It's hard playing second fiddle when you used to be first chair. Just ask Nara, Kyoto's underpraised southern neighbor.

In 710, Japan's seat of power settled in Nara, on the plains of the Yamato Province. While previous centuries had seen the capital move after the death of each emperor, Nara was to be the permanent place from which Japan's rulers governed their domain.

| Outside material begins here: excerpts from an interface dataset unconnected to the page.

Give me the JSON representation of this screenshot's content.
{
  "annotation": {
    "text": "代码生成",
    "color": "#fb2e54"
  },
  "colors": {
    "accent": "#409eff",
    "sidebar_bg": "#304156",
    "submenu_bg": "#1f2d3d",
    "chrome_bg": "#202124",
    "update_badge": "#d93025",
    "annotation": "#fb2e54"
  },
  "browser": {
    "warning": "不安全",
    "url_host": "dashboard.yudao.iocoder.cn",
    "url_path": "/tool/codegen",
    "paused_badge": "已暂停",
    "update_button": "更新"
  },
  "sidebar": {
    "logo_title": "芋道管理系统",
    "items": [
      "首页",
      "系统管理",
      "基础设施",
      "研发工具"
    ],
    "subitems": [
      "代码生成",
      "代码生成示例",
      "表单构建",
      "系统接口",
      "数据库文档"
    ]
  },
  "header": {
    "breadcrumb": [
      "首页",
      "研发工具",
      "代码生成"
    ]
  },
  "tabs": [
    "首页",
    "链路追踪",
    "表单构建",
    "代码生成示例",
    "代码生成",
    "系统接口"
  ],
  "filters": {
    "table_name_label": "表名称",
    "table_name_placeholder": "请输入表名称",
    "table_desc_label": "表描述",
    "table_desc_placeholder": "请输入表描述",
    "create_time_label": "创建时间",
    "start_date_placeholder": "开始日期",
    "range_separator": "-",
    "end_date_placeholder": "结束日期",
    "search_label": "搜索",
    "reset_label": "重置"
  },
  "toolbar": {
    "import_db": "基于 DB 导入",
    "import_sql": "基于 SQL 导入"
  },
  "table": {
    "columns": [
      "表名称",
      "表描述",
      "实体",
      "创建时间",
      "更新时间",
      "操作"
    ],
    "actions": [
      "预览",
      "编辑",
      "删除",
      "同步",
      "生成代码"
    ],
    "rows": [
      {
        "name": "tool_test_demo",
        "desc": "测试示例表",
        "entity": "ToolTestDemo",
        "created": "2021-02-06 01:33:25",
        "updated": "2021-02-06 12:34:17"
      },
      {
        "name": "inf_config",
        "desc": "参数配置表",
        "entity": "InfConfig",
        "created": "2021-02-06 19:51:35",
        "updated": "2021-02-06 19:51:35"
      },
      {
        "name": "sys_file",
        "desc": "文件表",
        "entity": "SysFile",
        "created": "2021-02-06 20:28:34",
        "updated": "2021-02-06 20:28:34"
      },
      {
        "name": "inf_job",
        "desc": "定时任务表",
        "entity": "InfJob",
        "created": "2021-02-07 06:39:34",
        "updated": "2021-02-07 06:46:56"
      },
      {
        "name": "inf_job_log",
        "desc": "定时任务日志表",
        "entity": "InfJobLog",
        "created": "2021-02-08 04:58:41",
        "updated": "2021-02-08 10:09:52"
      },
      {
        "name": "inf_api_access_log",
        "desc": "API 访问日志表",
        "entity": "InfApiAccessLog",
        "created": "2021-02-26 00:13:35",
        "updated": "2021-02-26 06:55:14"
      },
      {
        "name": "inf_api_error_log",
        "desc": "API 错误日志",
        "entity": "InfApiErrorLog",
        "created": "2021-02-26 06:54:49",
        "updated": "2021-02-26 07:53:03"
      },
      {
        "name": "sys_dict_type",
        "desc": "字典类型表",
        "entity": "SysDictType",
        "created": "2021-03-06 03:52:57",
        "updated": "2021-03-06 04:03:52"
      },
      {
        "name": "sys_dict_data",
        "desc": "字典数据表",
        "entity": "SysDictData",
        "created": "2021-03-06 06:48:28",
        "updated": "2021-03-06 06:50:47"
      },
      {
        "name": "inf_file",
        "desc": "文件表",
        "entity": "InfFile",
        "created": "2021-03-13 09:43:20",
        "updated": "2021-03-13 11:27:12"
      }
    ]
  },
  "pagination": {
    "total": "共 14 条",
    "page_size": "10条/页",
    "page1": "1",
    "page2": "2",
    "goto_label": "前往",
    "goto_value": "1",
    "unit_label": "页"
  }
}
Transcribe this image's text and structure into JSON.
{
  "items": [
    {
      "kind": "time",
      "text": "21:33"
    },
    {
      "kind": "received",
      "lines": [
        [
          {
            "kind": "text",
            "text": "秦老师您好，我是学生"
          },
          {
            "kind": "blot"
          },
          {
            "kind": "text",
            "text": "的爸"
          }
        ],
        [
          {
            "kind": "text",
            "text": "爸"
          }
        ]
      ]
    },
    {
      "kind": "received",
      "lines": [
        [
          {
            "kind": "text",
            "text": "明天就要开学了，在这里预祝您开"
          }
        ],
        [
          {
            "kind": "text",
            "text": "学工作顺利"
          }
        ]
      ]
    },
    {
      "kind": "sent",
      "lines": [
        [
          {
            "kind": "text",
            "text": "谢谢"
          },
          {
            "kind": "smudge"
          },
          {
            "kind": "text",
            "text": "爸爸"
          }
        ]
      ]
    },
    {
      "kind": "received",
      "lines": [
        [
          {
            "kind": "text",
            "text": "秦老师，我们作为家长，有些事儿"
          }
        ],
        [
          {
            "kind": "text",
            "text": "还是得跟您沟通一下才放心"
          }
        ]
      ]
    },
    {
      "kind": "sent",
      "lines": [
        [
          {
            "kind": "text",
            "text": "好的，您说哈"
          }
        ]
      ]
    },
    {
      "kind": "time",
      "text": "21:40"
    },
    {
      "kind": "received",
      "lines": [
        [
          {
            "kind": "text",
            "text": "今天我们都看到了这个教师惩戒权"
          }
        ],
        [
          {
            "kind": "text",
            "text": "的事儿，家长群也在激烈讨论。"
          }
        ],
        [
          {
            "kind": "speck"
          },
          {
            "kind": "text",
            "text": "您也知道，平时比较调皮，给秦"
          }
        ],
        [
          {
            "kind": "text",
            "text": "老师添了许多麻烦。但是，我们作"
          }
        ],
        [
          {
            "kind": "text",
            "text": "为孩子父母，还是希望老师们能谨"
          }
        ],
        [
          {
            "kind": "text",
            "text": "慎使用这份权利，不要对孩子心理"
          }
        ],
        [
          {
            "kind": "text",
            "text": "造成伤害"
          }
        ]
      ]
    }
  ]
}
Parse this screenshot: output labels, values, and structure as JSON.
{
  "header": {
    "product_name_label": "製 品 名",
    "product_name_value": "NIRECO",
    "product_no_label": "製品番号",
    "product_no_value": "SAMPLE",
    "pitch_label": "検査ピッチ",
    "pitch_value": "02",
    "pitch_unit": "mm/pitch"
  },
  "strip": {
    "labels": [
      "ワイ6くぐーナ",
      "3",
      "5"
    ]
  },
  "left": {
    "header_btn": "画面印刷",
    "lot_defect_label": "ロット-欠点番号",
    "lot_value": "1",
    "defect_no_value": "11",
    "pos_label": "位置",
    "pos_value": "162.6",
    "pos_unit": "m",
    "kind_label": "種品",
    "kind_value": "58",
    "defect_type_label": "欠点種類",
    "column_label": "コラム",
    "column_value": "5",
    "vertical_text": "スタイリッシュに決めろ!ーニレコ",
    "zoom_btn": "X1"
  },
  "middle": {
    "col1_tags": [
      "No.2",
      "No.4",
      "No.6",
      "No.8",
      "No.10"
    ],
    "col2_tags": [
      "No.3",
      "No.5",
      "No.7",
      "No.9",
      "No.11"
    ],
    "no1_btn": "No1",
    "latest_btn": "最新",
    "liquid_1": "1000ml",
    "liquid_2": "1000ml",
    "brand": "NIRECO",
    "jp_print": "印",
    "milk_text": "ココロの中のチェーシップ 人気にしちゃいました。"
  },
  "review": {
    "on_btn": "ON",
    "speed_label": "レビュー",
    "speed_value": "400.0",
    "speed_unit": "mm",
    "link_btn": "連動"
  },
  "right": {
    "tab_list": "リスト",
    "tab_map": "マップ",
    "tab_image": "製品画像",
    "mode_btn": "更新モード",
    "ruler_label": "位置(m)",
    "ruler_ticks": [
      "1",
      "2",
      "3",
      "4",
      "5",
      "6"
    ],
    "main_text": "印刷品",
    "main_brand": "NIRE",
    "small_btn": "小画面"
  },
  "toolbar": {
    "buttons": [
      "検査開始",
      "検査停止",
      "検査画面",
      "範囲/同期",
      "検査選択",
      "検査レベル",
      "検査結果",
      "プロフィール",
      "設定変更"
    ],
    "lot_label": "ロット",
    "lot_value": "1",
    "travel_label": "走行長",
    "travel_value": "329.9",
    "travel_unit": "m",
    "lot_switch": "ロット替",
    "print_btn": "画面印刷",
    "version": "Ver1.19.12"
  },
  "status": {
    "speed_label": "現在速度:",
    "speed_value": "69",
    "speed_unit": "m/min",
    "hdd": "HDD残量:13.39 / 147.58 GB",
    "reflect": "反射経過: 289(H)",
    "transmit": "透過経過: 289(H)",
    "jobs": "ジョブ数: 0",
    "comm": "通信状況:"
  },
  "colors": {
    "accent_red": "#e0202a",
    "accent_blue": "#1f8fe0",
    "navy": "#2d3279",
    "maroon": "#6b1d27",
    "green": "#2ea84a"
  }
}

Over the years, Nara's political and religious clout grew, and the area became populated with powerful Buddhist temples and monasteries. In 794, however, the capital city decamped once more. This time it moved just up the road, to Kyoto, where it would stay for 1,000 years, gradually overshadowing the former glory of its neighbor.